Reviews : Using my Garmin Nuvi 40
So GPS navigation is the answer to all your problems. As that can actually be very easy done with your smartphone the problem would be solved, right? Well not really. There are actually 2 new problems. The first one is, what application will you be using on you smartphone? An application like Google Maps needs internet connection to read the maps. And of course just when you are in the middle of nowhere there is no internet connection or it is very slow. Other option is to buy an application that has build-in maps so you do not need internet connection (like Tom Tom, Garmin, Route 66).
But another problem of using your smartphone on your motorbike is dirt, vibration and heat. Mounted on your handle-bar it in full exposure of dirt (dust) and vibration. And in your tank-bag it is in full exposure of heat. Think of it .... the phone is charging, display is on, GPS is working, sun is shining on your tank-bag and the phone is in a closed green-house. So with dirt, dust and vibration I killed my HTC Touch HD and my Iphone switched off due to heat in my tank-bag. So what other options are there? A dedicated GPS device with an mounting system for your handle-bar. In Thailand there are basically 2 options and that are Garmin or TomTom. Due to import-tax both expensive to buy in Thailand.
My first consideration was the Garmin Zumo 220. Comes as a full set ready to be installed on your motorbike. But with a little bit reading I almost bought an Garmin Montana 600. But then thinking about the price of about 21.000 thb and how much I really needed it I always stalled buying it.
Then I was reading a discussion about the cheaper Garmin models to be used on a motorbike. And as there were actually not much bad experiences with it I just bought the cheapest Garmin model ... the Nuvi 40. For only 3990 thb. Actually I wanted to buy the Garmin 2465 but I could not buy a RAM-holder for it.
Of course it is a car device, so it comes with an car-mount and an charger cable for in the car (that could be used on your motorbike also). But no mounting set for the motorbike. As I had already a RAM mounting I bought also a RAM-holder for the Nuvi 40 (RAM-HOL-GA49U) that did costs almost 500 thb. To be able to connect this holder you need a RAM-ball-head and some more. What will cost about 1500 thb.
So then you have your GPS device mounted on your bike, but the battery will work for about 2hrs so you need to charge it will riding. If your motorbike has an 12v-outlet then you can use the car-charger that came with your Nuvi 40, otherwise you will have to buy an 12v-charging-USB-cable that connects straight to the 12v. This will cost about 1800 thb. So in the end it is not as cheap as I first thought, but about 8.000 thb is still much cheaper as 21.000t hb.
And now ... does it work?

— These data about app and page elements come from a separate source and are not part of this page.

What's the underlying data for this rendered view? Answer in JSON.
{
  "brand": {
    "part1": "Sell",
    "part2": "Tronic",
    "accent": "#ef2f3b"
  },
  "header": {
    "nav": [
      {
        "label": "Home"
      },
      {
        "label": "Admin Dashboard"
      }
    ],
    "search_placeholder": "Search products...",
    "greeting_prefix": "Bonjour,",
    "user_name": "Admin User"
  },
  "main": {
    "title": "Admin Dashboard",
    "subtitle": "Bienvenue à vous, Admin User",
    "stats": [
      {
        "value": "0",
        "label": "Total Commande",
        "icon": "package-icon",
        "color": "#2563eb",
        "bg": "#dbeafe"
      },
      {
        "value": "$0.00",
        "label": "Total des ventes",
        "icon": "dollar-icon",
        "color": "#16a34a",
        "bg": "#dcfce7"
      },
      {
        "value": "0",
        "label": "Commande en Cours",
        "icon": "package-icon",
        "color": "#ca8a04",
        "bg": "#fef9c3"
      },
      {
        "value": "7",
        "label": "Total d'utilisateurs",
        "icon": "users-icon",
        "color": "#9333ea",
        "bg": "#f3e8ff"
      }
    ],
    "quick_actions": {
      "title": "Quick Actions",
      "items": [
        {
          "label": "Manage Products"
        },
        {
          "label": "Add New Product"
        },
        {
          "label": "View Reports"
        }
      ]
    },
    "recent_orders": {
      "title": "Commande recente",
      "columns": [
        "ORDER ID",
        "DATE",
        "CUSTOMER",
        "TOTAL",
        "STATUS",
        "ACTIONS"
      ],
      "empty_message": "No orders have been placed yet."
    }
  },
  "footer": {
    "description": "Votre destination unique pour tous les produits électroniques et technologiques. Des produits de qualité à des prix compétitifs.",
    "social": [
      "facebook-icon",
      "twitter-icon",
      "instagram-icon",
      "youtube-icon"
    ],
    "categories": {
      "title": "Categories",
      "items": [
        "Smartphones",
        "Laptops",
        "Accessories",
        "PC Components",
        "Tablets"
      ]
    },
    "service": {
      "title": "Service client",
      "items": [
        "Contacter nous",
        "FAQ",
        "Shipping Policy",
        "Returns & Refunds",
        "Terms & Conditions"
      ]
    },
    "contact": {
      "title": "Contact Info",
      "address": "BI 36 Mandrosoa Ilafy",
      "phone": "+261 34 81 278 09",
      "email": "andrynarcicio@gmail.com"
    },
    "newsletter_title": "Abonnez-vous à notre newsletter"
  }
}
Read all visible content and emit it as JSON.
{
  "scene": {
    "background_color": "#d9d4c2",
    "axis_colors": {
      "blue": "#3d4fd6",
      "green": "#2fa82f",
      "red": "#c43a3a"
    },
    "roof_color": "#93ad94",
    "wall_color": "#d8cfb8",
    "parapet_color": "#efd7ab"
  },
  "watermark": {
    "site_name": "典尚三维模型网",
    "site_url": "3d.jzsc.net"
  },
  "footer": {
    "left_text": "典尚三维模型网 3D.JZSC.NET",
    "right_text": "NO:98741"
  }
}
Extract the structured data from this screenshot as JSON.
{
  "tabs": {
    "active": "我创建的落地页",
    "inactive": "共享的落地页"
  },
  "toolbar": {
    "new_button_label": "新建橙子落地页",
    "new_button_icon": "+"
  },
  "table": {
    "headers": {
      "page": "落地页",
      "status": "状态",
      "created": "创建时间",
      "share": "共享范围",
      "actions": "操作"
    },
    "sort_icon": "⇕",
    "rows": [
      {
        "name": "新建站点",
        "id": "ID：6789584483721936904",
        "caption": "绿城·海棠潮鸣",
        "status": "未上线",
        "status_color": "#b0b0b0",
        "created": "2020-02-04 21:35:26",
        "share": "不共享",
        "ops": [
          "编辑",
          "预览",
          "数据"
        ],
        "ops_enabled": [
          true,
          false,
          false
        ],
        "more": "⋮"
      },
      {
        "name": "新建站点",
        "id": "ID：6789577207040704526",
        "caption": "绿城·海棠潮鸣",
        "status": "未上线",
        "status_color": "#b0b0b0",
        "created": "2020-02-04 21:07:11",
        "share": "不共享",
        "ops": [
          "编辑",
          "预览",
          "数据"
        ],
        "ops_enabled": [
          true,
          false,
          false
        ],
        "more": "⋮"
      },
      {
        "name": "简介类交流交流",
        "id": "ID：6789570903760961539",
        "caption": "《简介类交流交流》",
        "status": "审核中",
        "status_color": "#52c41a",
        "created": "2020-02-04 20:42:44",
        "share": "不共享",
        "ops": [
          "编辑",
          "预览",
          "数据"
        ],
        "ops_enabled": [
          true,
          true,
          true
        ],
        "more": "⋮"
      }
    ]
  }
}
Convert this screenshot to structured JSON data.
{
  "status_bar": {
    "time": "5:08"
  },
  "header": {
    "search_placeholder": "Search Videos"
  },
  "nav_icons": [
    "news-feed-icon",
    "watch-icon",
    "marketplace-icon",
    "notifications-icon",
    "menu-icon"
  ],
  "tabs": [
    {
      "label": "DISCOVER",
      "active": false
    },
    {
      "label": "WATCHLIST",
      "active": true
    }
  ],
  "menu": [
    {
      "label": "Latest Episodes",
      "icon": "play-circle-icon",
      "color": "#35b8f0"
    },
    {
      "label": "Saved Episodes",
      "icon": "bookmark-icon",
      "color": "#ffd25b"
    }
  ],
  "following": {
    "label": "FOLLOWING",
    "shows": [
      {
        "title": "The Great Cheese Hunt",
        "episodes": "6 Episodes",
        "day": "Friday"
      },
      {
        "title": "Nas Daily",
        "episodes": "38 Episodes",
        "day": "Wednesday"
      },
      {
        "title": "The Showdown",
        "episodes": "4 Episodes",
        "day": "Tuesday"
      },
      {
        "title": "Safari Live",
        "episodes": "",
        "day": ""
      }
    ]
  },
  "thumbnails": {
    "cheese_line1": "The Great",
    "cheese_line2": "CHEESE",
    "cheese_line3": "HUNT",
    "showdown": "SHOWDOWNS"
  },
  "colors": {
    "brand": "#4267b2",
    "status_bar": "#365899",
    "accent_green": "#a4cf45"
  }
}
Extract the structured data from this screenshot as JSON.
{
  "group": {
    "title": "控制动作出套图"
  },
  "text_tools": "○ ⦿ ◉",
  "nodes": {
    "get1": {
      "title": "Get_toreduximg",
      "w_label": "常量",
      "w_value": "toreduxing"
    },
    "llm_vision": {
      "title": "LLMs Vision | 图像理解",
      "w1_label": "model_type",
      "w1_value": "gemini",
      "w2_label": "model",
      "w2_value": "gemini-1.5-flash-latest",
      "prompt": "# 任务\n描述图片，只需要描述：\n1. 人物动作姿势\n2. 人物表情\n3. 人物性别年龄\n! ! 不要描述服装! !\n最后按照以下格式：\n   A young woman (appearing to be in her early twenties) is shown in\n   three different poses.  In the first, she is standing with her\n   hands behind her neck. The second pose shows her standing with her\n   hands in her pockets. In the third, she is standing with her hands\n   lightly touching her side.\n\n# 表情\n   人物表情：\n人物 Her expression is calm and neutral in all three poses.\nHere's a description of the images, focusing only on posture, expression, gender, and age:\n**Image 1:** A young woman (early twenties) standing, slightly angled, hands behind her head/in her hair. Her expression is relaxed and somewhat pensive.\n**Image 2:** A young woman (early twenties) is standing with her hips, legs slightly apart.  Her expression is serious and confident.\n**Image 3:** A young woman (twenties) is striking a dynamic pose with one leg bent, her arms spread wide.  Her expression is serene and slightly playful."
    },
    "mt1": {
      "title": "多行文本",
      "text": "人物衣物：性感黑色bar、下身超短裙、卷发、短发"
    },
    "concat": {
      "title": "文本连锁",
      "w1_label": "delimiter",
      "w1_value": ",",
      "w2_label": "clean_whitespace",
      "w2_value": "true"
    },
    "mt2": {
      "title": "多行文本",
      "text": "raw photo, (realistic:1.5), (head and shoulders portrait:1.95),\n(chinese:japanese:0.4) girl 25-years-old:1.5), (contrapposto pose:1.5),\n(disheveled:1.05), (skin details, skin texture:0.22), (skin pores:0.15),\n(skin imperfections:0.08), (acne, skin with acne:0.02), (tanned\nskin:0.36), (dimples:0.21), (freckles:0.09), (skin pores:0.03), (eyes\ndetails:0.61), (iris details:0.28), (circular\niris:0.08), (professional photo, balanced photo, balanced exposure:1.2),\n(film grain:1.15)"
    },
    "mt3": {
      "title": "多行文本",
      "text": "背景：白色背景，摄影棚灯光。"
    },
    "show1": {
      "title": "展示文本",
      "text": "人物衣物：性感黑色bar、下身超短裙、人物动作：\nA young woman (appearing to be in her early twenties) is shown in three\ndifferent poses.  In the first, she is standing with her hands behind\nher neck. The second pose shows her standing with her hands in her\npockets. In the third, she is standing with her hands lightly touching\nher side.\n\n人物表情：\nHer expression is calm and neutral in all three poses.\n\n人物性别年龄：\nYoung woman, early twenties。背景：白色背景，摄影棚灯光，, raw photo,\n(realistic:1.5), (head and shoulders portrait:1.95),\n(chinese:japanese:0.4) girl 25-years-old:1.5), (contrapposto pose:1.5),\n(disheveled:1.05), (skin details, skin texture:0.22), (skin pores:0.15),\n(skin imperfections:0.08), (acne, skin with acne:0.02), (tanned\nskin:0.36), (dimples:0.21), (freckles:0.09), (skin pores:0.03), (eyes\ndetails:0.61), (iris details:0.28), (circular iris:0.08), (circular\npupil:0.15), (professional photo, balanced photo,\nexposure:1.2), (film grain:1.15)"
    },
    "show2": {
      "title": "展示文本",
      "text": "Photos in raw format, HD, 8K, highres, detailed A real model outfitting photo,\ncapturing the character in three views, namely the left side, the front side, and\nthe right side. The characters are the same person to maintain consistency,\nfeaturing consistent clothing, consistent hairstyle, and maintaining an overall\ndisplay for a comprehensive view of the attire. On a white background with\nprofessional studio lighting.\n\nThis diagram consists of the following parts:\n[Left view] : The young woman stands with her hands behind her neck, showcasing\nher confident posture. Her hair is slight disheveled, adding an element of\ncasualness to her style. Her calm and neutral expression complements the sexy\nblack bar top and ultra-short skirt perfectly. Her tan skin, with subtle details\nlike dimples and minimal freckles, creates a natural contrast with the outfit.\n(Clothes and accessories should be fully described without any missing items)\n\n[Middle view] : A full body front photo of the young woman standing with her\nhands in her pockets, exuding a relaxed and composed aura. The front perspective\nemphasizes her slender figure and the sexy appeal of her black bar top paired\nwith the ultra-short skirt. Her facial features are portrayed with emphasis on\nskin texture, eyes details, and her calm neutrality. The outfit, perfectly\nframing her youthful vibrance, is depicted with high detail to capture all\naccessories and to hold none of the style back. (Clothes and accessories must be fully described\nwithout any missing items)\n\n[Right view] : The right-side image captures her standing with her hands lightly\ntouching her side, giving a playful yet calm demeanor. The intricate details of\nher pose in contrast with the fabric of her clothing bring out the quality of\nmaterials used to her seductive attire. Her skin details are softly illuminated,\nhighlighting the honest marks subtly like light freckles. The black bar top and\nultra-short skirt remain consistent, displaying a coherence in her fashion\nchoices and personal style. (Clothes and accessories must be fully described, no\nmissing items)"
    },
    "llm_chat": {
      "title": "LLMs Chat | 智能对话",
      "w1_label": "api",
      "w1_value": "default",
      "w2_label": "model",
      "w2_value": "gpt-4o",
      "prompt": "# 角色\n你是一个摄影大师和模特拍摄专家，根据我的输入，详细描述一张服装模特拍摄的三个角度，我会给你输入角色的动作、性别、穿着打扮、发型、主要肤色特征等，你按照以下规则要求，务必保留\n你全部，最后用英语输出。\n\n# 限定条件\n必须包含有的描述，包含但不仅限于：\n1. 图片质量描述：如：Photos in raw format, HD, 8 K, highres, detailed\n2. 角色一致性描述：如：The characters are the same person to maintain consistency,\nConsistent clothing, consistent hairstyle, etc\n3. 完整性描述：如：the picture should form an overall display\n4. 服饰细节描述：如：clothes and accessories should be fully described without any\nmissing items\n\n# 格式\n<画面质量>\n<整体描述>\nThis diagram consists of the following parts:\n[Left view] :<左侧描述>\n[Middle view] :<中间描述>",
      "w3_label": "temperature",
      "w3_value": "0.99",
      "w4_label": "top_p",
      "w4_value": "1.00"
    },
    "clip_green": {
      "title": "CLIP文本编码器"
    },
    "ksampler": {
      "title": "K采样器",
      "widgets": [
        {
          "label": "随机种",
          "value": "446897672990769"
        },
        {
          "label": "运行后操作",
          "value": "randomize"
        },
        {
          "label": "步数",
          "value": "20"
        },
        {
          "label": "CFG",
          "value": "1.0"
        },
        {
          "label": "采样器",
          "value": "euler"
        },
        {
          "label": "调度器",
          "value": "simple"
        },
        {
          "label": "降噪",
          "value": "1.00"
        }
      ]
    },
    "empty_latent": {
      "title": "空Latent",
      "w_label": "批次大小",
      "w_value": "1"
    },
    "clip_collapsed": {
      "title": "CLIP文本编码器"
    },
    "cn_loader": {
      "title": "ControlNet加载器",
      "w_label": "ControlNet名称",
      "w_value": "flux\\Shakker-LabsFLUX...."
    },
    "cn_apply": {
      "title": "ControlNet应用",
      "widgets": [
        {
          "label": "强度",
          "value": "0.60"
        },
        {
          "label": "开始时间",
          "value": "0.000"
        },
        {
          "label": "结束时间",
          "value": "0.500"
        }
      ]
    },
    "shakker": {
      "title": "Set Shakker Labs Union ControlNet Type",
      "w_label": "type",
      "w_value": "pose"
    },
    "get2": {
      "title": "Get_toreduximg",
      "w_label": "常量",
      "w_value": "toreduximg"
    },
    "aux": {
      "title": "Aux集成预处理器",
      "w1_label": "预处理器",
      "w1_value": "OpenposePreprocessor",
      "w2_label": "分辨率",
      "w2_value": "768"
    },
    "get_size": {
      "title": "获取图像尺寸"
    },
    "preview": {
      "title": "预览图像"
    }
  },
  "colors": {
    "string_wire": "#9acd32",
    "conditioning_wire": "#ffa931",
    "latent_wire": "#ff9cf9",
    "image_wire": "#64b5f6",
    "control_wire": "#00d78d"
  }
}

Yes, and very well actually. The Garmin map of Thailand is good and it has an lot of POI's. The touch-screen works with gloves. And after about using it for more as 3000 km riding now in slightly rain, dust and bad roads it is still working.
To protect the Nuvi 40 against dust I did put some tape over the speaker opening in the RAM-holder. And I did put some tape over the SD-card-slot on the Nuvi 40. The only con on the Nuvi 40 is that it has no Bluetooth to connect to your head-set and that every time you take it of your bike you have to take off the usb-charging cable first. Garmin GPS devices are for sale in Thailand at PowerBuy, Tesco/Lotus and some bookstores. For RAM products have a look at : GPS 4 You or Gadgetrend BKK. The Nuvi 40 has an SD-card slot so you can use other maps like the map for Laos http://www.laosgpsmap.com
Update (April 2014)
Well actually on the long run the USB connection will fail contact and you can not charge your GPS anymore. So when I was in Europe I bought a Garmin Zumo 340, special for motorbikes. See Garmin Zumo 340